After Prince Mohammed’s promotion was announced, Saudi Arabia’s stock market surged more than 3 percent in early trade.
“Some people were predicting that this would lead to a division in the family and strife and some kind of revolt. I don’t see that happening,” Haykel said.
Iran, Saudi Arabia’s main rival for regional influence, called Prince Mohammed’s appointment a “soft coup”.
Iran’s leadership was critical of comments by Prince Mohammed last month that the “battle” should be taken into Iran, with Supreme Leader Ayatollah Ali Khamenei labelling the Saudi leadership then as “idiots”.
Arab leaders, including Oman’s Sultan Qaboos, Jordan’s King Abdullah, Egypt’s Abdel Fattah al-Sisi and Yemeni President Abd-Rabbu Mansour Hadi congratulated Prince Mohammed bin Salman on his appointment, according to state media.
The royal decree did not nominate a new deputy crown prince.
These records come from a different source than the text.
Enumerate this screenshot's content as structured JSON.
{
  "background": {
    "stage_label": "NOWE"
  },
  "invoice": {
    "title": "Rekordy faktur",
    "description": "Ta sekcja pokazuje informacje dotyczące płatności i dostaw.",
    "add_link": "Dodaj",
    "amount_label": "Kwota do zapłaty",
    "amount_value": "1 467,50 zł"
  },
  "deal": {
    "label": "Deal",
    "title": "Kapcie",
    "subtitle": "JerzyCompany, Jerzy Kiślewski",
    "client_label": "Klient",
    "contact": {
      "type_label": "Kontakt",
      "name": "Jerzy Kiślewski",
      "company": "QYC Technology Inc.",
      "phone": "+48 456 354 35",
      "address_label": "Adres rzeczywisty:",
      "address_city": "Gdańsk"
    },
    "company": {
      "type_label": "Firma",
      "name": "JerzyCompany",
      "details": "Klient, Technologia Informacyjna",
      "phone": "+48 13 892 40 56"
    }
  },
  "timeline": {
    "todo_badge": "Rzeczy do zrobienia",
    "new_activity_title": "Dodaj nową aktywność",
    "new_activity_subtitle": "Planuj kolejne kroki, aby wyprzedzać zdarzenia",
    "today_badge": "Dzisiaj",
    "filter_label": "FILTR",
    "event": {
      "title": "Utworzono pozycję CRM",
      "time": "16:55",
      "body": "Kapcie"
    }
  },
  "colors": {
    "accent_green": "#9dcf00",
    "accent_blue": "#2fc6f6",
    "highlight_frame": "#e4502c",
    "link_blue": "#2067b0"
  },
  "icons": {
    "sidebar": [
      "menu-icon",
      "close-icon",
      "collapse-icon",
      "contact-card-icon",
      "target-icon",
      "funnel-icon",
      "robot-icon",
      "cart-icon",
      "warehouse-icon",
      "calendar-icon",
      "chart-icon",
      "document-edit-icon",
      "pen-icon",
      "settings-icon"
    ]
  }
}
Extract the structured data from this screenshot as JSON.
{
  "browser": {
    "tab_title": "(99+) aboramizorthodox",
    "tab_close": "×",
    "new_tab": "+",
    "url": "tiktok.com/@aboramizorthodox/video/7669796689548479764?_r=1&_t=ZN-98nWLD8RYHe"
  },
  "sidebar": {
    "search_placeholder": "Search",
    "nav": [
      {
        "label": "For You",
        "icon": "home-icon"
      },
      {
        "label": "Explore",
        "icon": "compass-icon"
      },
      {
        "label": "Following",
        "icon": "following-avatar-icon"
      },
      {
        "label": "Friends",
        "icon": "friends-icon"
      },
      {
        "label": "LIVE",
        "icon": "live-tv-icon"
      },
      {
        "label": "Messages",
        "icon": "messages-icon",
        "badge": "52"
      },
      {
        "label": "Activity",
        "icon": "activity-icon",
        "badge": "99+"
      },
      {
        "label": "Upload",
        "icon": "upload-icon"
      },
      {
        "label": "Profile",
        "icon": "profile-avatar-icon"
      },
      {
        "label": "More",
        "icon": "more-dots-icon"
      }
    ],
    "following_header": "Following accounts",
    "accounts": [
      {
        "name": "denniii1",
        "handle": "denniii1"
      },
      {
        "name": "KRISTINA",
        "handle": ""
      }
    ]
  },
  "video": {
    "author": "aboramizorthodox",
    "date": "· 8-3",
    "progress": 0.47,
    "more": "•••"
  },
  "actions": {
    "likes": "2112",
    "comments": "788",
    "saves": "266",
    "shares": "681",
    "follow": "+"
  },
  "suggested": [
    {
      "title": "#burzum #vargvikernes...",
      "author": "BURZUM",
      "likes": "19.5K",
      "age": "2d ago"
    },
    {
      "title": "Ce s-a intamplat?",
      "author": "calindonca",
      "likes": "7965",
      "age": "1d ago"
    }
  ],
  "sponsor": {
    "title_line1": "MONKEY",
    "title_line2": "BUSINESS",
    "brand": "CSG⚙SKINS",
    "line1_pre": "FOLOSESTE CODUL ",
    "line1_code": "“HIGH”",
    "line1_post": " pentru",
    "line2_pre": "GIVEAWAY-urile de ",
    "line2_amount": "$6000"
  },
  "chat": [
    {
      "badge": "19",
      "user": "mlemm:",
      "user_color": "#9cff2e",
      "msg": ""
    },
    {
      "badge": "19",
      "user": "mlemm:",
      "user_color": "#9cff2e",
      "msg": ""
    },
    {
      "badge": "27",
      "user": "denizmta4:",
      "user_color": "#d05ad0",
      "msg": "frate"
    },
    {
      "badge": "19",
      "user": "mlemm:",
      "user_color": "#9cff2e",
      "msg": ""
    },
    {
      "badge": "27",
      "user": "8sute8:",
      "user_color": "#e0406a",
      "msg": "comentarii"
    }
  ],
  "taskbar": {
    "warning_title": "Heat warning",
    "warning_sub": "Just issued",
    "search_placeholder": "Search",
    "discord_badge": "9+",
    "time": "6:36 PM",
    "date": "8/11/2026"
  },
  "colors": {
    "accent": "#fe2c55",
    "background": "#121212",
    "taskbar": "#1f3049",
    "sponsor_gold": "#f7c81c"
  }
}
The position is relatively new in Saudi Arabia, where kings have traditionally chosen their own successors.
In an apparent attempt to appease the family, the decree had a clause that made clear that Mohammed bin Salman won’t be allowed to appoint one of his own sons as his successor.
As deputy crown prince, Mohammed bin Salman has been responsible for running Saudi Arabia’s war in Yemen, dictating an energy policy with global implications and spearheading plans for the kingdom to build an economic future after oil.
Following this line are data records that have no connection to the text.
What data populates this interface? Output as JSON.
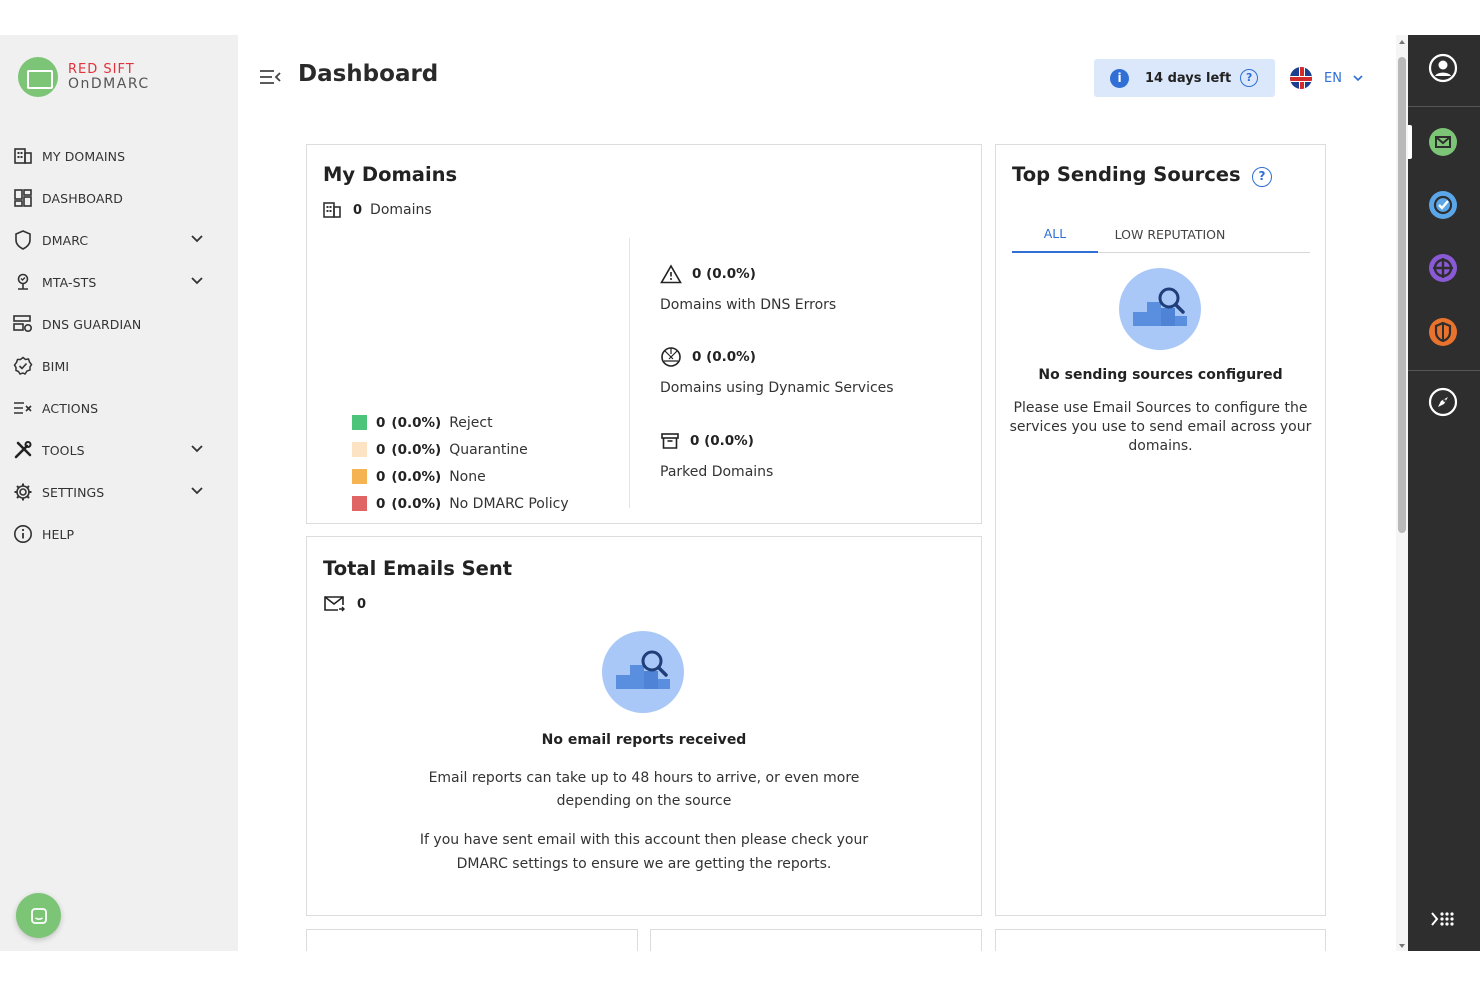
{
  "brand": {
    "line1": "RED SIFT",
    "line2": "OnDMARC"
  },
  "header": {
    "title": "Dashboard",
    "trial_text": "14 days left",
    "language": "EN"
  },
  "sidebar": {
    "items": [
      {
        "label": "MY DOMAINS",
        "icon": "building-icon",
        "has_submenu": false
      },
      {
        "label": "DASHBOARD",
        "icon": "dashboard-icon",
        "has_submenu": false
      },
      {
        "label": "DMARC",
        "icon": "shield-icon",
        "has_submenu": true
      },
      {
        "label": "MTA-STS",
        "icon": "mta-sts-icon",
        "has_submenu": true
      },
      {
        "label": "DNS GUARDIAN",
        "icon": "dns-guardian-icon",
        "has_submenu": false
      },
      {
        "label": "BIMI",
        "icon": "badge-check-icon",
        "has_submenu": false
      },
      {
        "label": "ACTIONS",
        "icon": "actions-list-icon",
        "has_submenu": false
      },
      {
        "label": "TOOLS",
        "icon": "tools-icon",
        "has_submenu": true
      },
      {
        "label": "SETTINGS",
        "icon": "gear-icon",
        "has_submenu": true
      },
      {
        "label": "HELP",
        "icon": "info-icon",
        "has_submenu": false
      }
    ]
  },
  "my_domains": {
    "title": "My Domains",
    "count": "0",
    "count_label": "Domains",
    "legend": [
      {
        "value": "0",
        "pct": "(0.0%)",
        "label": "Reject",
        "color": "#4cc479"
      },
      {
        "value": "0",
        "pct": "(0.0%)",
        "label": "Quarantine",
        "color": "#fbe3c4"
      },
      {
        "value": "0",
        "pct": "(0.0%)",
        "label": "None",
        "color": "#f6b352"
      },
      {
        "value": "0",
        "pct": "(0.0%)",
        "label": "No DMARC Policy",
        "color": "#e06464"
      }
    ],
    "stats": [
      {
        "value": "0 (0.0%)",
        "label": "Domains with DNS Errors",
        "icon": "warning-triangle-icon"
      },
      {
        "value": "0 (0.0%)",
        "label": "Domains using Dynamic Services",
        "icon": "dynamic-services-icon"
      },
      {
        "value": "0 (0.0%)",
        "label": "Parked Domains",
        "icon": "archive-icon"
      }
    ]
  },
  "total_emails": {
    "title": "Total Emails Sent",
    "count": "0",
    "empty_title": "No email reports received",
    "empty_text_1": "Email reports can take up to 48 hours to arrive, or even more depending on the source",
    "empty_text_2": "If you have sent email with this account then please check your DMARC settings to ensure we are getting the reports."
  },
  "top_sources": {
    "title": "Top Sending Sources",
    "tabs": [
      "ALL",
      "LOW REPUTATION"
    ],
    "active_tab": "ALL",
    "empty_title": "No sending sources configured",
    "empty_text": "Please use Email Sources to configure the services you use to send email across your domains."
  },
  "colors": {
    "accent": "#2f6fd6",
    "brand_green": "#7cc576",
    "appbar": "#2e2e2e"
  }
}
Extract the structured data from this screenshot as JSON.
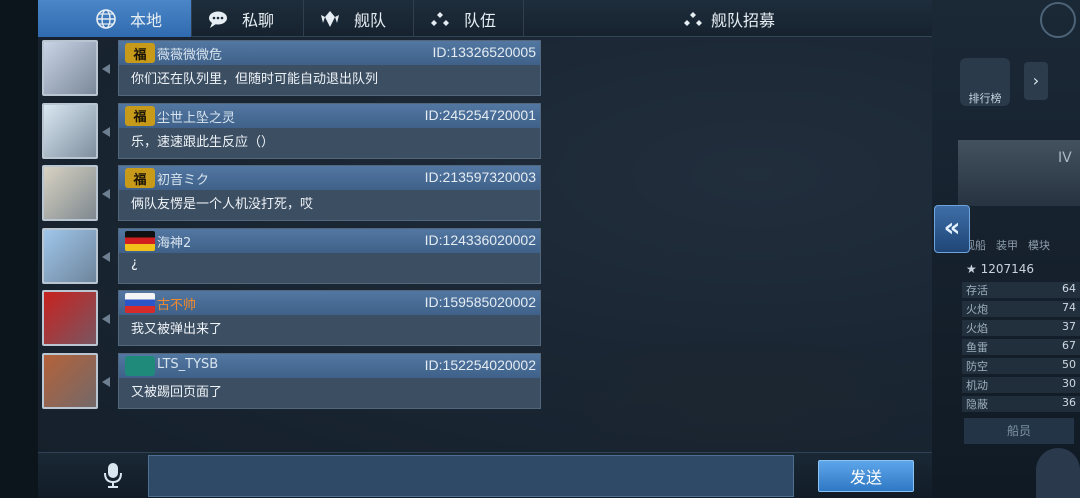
{
  "tabs": {
    "local": "本地",
    "private": "私聊",
    "fleet": "舰队",
    "team": "队伍",
    "recruit": "舰队招募"
  },
  "messages": [
    {
      "badge": "福",
      "badge_type": "fu",
      "name": "薇薇微微危",
      "id": "ID:13326520005",
      "text": "你们还在队列里，但随时可能自动退出队列",
      "avatar_color": "#c9d3e6"
    },
    {
      "badge": "福",
      "badge_type": "fu",
      "name": "尘世上坠之灵",
      "id": "ID:245254720001",
      "text": "乐，速速跟此生反应（）",
      "avatar_color": "#d9e7f2"
    },
    {
      "badge": "福",
      "badge_type": "fu",
      "name": "初音ミク",
      "id": "ID:213597320003",
      "text": "俩队友愣是一个人机没打死，哎",
      "avatar_color": "#d8d2c2"
    },
    {
      "badge": "",
      "badge_type": "flag-de",
      "name": "海神2",
      "id": "ID:124336020002",
      "text": "¿",
      "avatar_color": "#9fc6ea"
    },
    {
      "badge": "",
      "badge_type": "flag-ru",
      "name": "古不帅",
      "name_color": "orange",
      "id": "ID:159585020002",
      "text": "我又被弹出来了",
      "avatar_color": "#c7221f"
    },
    {
      "badge": "",
      "badge_type": "flag-team",
      "name": "LTS_TYSB",
      "id": "ID:152254020002",
      "text": "又被踢回页面了",
      "avatar_color": "#b4623a"
    }
  ],
  "input": {
    "placeholder": "",
    "value": ""
  },
  "send_label": "发送",
  "right_panel": {
    "rank_label": "排行榜",
    "tier": "IV",
    "tabs": [
      "舰船",
      "装甲",
      "模块"
    ],
    "power": "★ 1207146",
    "stats": [
      {
        "label": "存活",
        "value": "64"
      },
      {
        "label": "火炮",
        "value": "74"
      },
      {
        "label": "火焰",
        "value": "37"
      },
      {
        "label": "鱼雷",
        "value": "67"
      },
      {
        "label": "防空",
        "value": "50"
      },
      {
        "label": "机动",
        "value": "30"
      },
      {
        "label": "隐蔽",
        "value": "36"
      }
    ],
    "crew_label": "船员"
  },
  "colors": {
    "accent": "#3a78bd",
    "bubble": "#3c4e62",
    "orange_name": "#f08a2e"
  }
}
That the royal succession in the world’s top oil exporter is closely scrutinised only makes the speed of Mohammed bin Salman’s rise to power – and the speed with which his better-known cousins were brushed aside – more astonishing.
The announcement follows 2-1/2 years of already major changes in Saudi Arabia, which stunned allies in 2015 by launching an air war in Yemen, cutting back on lavish subsidies and proposing in 2016 the partial privatisation of state oil company Aramco.
Financial analysts said Prince Mohammed’s promotion gave further assurance that key parts of radical reforms to diversify the Saudi economy beyond oil would continue.
“We do not expect to see any major changes to key areas of policy, including economic,” said Monica Malik, chief economist at Abu Dhabi Commercial Bank.
Last year Mohammed bin Salman, or “MBS” as he is widely known, announced sweeping changes aimed at ending the kingdom’s reliance on oil, part of his campaign to tackle systemic challenges that the kingdom has previously failed to address.
POWER BEHIND THE THRONE
Until his father Salman bin Abdulaziz Al Saud became Saudi Arabia’s seventh king in January 2015, few people outside the kingdom had ever heard of Prince Mohammed.
He is currently defence minister, giving him command of one of the world’s biggest arms budgets and making him ultimately responsible for Saudi Arabia’s military adventure in Yemen.
He also heads the Council for Economic and Development Affairs (CEDA), a group of cabinet ministers who meet weekly and which oversees all elements of policy touching on the economy or social issues like education, health and housing.
Prince Mohammed chairs the supreme board of Aramco, making him the first member of the ruling family to directly oversee the state oil company, long regarded as the preserve of commoner technocrats.
But perhaps most importantly, he is the gatekeeper to his father, King Salman, who in Saudi Arabia’s absolute monarchy retains the final say in any major decision of state.
Outside Saudi Arabia, that rapid advance and the sudden changes to longstanding policies on regional affairs, energy and its economy have prompted unease, adding an unpredictable edge to a kingdom that allies long regarded as a known quantity.
Inside, they have prompted admiration among many younger Saudis who regard his ascent as evidence that their generation is taking a central place in running a country whose patriarchal traditions have for decades made power the province of the old.
Saudi Arabia’s main stock index was 3.4 percent higher. National Commercial Bank, the biggest listed lender, which is expected to play a major role in funding some of the non-oil industries Prince Mohammed bin Salman aims to develop, jumped 10 percent.